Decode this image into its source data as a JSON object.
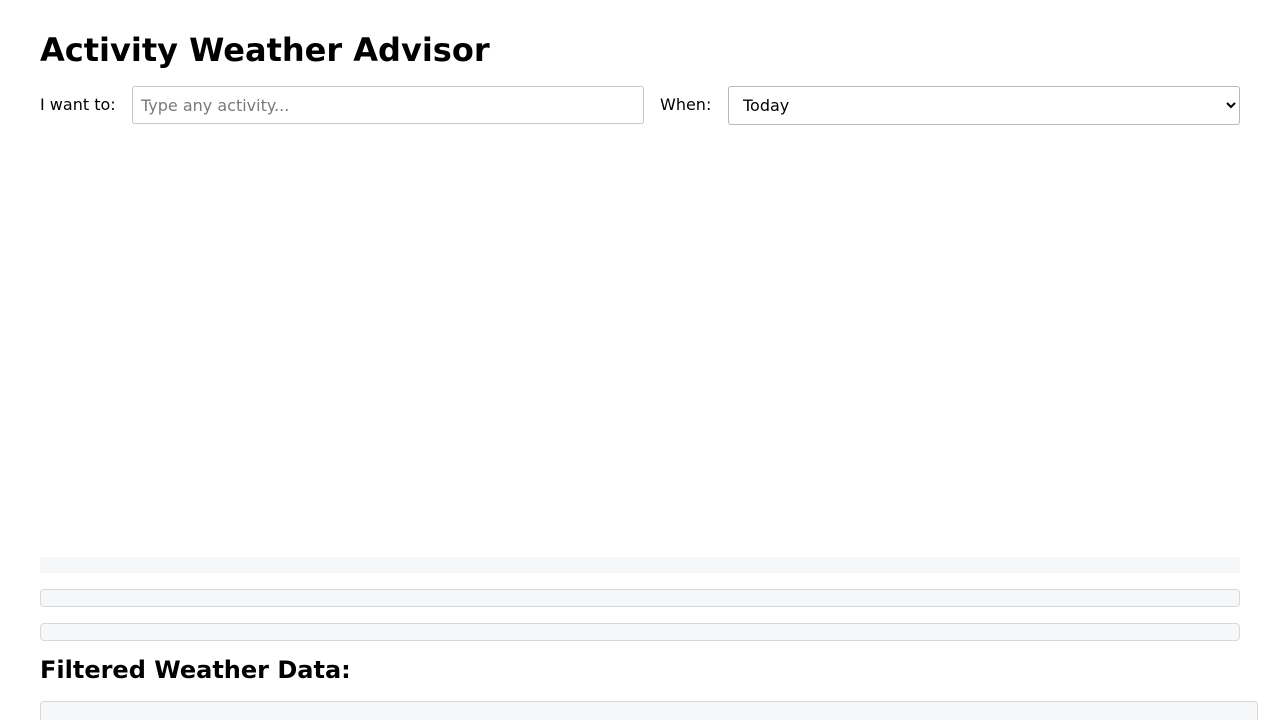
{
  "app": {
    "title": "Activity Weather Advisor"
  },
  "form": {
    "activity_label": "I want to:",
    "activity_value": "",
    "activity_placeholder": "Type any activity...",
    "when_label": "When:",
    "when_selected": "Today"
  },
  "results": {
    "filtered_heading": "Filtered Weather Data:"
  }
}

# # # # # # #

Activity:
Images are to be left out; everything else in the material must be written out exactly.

Result for this exercise:
Decode this image into its source data as a JSON object.
{
  "app": {
    "title": "Activity Weather Advisor"
  },
  "form": {
    "activity_label": "I want to:",
    "activity_value": "",
    "activity_placeholder": "Type any activity...",
    "when_label": "When:",
    "when_selected": "Today"
  },
  "results": {
    "filtered_heading": "Filtered Weather Data:"
  }
}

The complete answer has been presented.